▶ [Exercise description]:
Identify each line below containing the string "Scene" and copy it.

------ Extracted records

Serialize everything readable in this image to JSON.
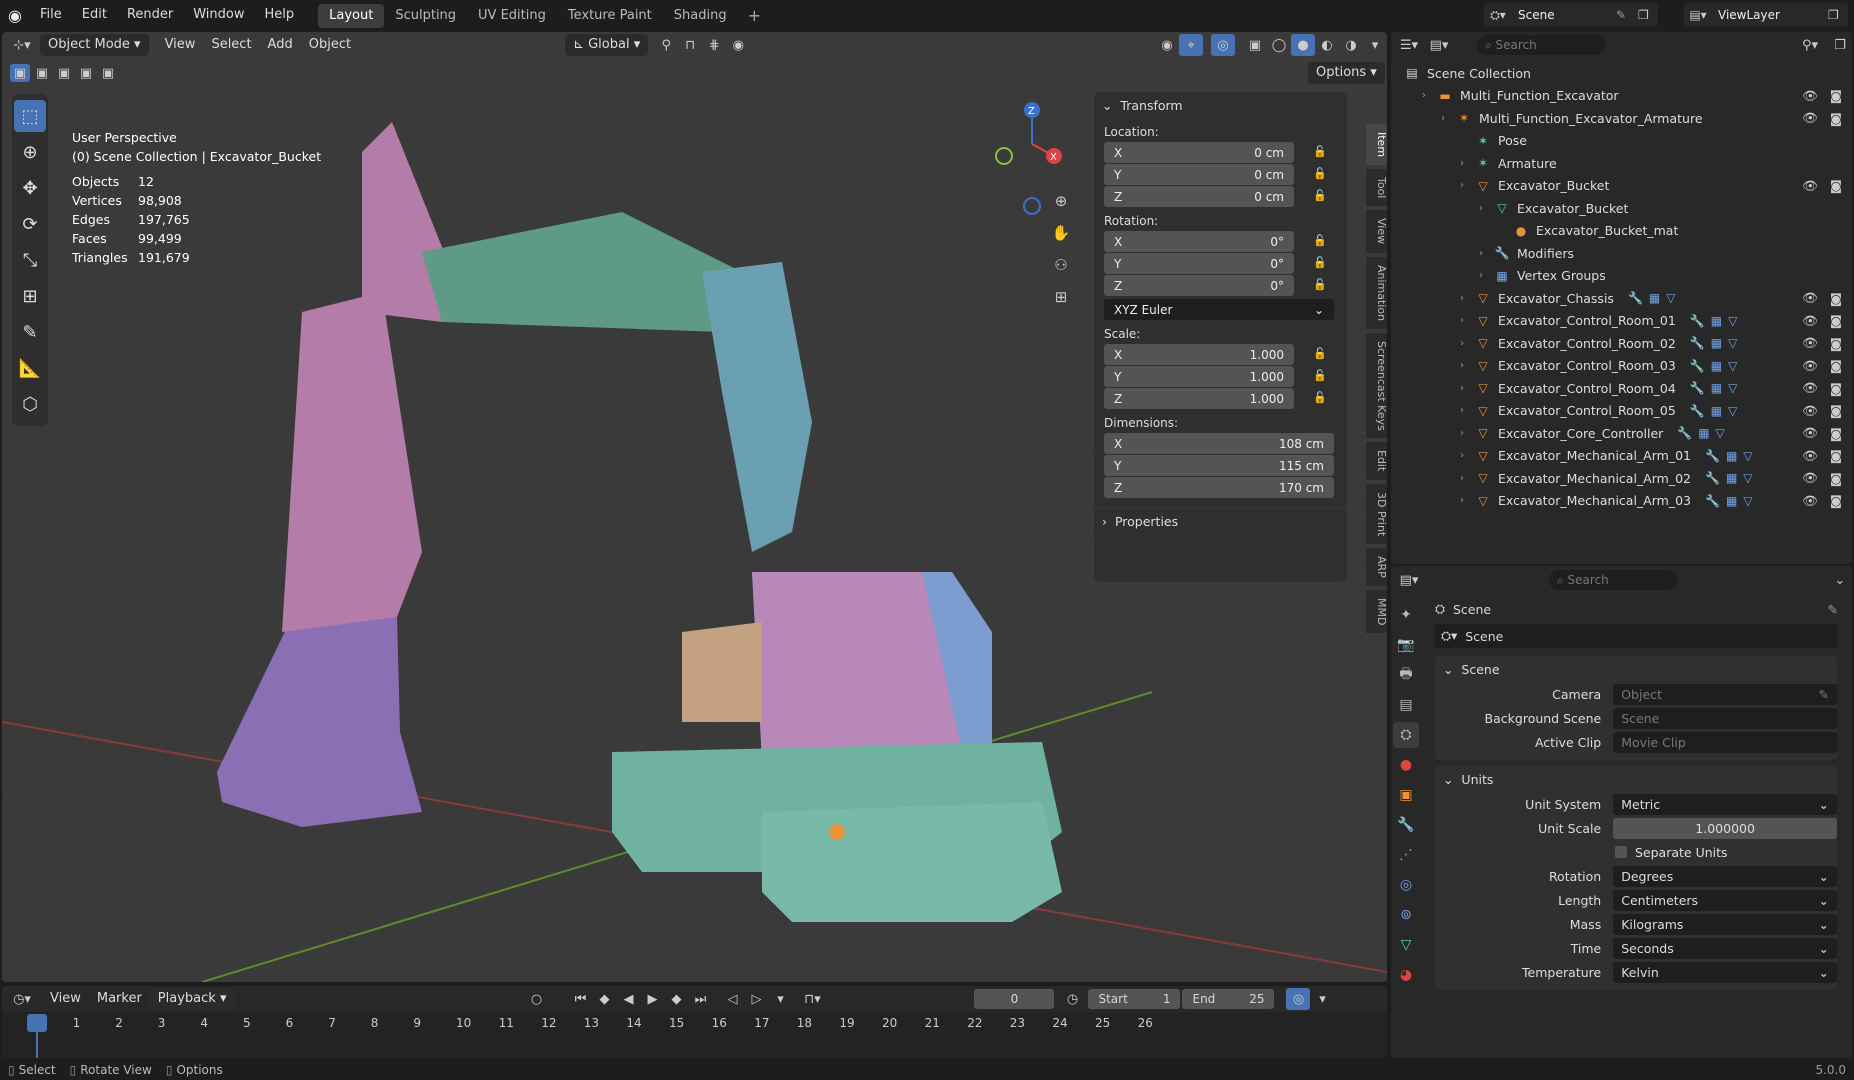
{
  "topbar": {
    "menus": [
      "File",
      "Edit",
      "Render",
      "Window",
      "Help"
    ],
    "workspaces": [
      "Layout",
      "Sculpting",
      "UV Editing",
      "Texture Paint",
      "Shading"
    ],
    "active_workspace": "Layout",
    "scene_name": "Scene",
    "view_layer": "ViewLayer"
  },
  "viewport_header": {
    "mode": "Object Mode",
    "menus": [
      "View",
      "Select",
      "Add",
      "Object"
    ],
    "orientation": "Global",
    "options_label": "Options"
  },
  "viewport_info": {
    "perspective": "User Perspective",
    "collection": "(0) Scene Collection | Excavator_Bucket",
    "stats": [
      {
        "label": "Objects",
        "value": "12"
      },
      {
        "label": "Vertices",
        "value": "98,908"
      },
      {
        "label": "Edges",
        "value": "197,765"
      },
      {
        "label": "Faces",
        "value": "99,499"
      },
      {
        "label": "Triangles",
        "value": "191,679"
      }
    ]
  },
  "gizmo": {
    "z": "Z",
    "x": "X"
  },
  "npanel": {
    "header": "Transform",
    "location_label": "Location:",
    "location": [
      {
        "axis": "X",
        "value": "0 cm"
      },
      {
        "axis": "Y",
        "value": "0 cm"
      },
      {
        "axis": "Z",
        "value": "0 cm"
      }
    ],
    "rotation_label": "Rotation:",
    "rotation": [
      {
        "axis": "X",
        "value": "0°"
      },
      {
        "axis": "Y",
        "value": "0°"
      },
      {
        "axis": "Z",
        "value": "0°"
      }
    ],
    "rotation_mode": "XYZ Euler",
    "scale_label": "Scale:",
    "scale": [
      {
        "axis": "X",
        "value": "1.000"
      },
      {
        "axis": "Y",
        "value": "1.000"
      },
      {
        "axis": "Z",
        "value": "1.000"
      }
    ],
    "dimensions_label": "Dimensions:",
    "dimensions": [
      {
        "axis": "X",
        "value": "108 cm"
      },
      {
        "axis": "Y",
        "value": "115 cm"
      },
      {
        "axis": "Z",
        "value": "170 cm"
      }
    ],
    "properties_label": "Properties",
    "tabs": [
      "Item",
      "Tool",
      "View",
      "Animation",
      "Screencast Keys",
      "Edit",
      "3D Print",
      "ARP",
      "MMD"
    ]
  },
  "outliner": {
    "search_placeholder": "Search",
    "root": "Scene Collection",
    "rows": [
      {
        "name": "Multi_Function_Excavator",
        "indent": 1,
        "icon": "▬",
        "icolor": "orange"
      },
      {
        "name": "Multi_Function_Excavator_Armature",
        "indent": 2,
        "icon": "✶",
        "icolor": "orange"
      },
      {
        "name": "Pose",
        "indent": 3,
        "icon": "✶",
        "icolor": "teal"
      },
      {
        "name": "Armature",
        "indent": 3,
        "icon": "✶",
        "icolor": "teal"
      },
      {
        "name": "Excavator_Bucket",
        "indent": 3,
        "icon": "▽",
        "icolor": "orange"
      },
      {
        "name": "Excavator_Bucket",
        "indent": 4,
        "icon": "▽",
        "icolor": "teal"
      },
      {
        "name": "Excavator_Bucket_mat",
        "indent": 5,
        "icon": "●",
        "icolor": "orange"
      },
      {
        "name": "Modifiers",
        "indent": 4,
        "icon": "🔧",
        "icolor": "blue"
      },
      {
        "name": "Vertex Groups",
        "indent": 4,
        "icon": "▦",
        "icolor": "blue"
      },
      {
        "name": "Excavator_Chassis",
        "indent": 3,
        "icon": "▽",
        "icolor": "orange"
      },
      {
        "name": "Excavator_Control_Room_01",
        "indent": 3,
        "icon": "▽",
        "icolor": "orange"
      },
      {
        "name": "Excavator_Control_Room_02",
        "indent": 3,
        "icon": "▽",
        "icolor": "orange"
      },
      {
        "name": "Excavator_Control_Room_03",
        "indent": 3,
        "icon": "▽",
        "icolor": "orange"
      },
      {
        "name": "Excavator_Control_Room_04",
        "indent": 3,
        "icon": "▽",
        "icolor": "orange"
      },
      {
        "name": "Excavator_Control_Room_05",
        "indent": 3,
        "icon": "▽",
        "icolor": "orange"
      },
      {
        "name": "Excavator_Core_Controller",
        "indent": 3,
        "icon": "▽",
        "icolor": "orange"
      },
      {
        "name": "Excavator_Mechanical_Arm_01",
        "indent": 3,
        "icon": "▽",
        "icolor": "orange"
      },
      {
        "name": "Excavator_Mechanical_Arm_02",
        "indent": 3,
        "icon": "▽",
        "icolor": "orange"
      },
      {
        "name": "Excavator_Mechanical_Arm_03",
        "indent": 3,
        "icon": "▽",
        "icolor": "orange"
      }
    ]
  },
  "properties": {
    "search_placeholder": "Search",
    "context": "Scene",
    "datablock": "Scene",
    "scene_section": "Scene",
    "camera_label": "Camera",
    "camera_value": "Object",
    "background_label": "Background Scene",
    "background_value": "Scene",
    "clip_label": "Active Clip",
    "clip_value": "Movie Clip",
    "units_section": "Units",
    "unit_system_label": "Unit System",
    "unit_system": "Metric",
    "unit_scale_label": "Unit Scale",
    "unit_scale": "1.000000",
    "separate_units": "Separate Units",
    "rotation_label": "Rotation",
    "rotation": "Degrees",
    "length_label": "Length",
    "length": "Centimeters",
    "mass_label": "Mass",
    "mass": "Kilograms",
    "time_label": "Time",
    "time": "Seconds",
    "temperature_label": "Temperature",
    "temperature": "Kelvin"
  },
  "timeline": {
    "menus": [
      "View",
      "Marker",
      "Playback"
    ],
    "current_frame": "0",
    "start_label": "Start",
    "start": "1",
    "end_label": "End",
    "end": "25",
    "frames": [
      "0",
      "1",
      "2",
      "3",
      "4",
      "5",
      "6",
      "7",
      "8",
      "9",
      "10",
      "11",
      "12",
      "13",
      "14",
      "15",
      "16",
      "17",
      "18",
      "19",
      "20",
      "21",
      "22",
      "23",
      "24",
      "25",
      "26"
    ]
  },
  "status": {
    "select": "Select",
    "rotate": "Rotate View",
    "options": "Options",
    "version": "5.0.0"
  }
}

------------

▶ [Result of the task]:
    "scene_name": "Scene",
    "collection": "(0) Scene Collection | Excavator_Bucket",
    "root": "Scene Collection",
    "context": "Scene",
    "datablock": "Scene",
    "scene_section": "Scene",
    "background_label": "Background Scene",
    "background_value": "Scene",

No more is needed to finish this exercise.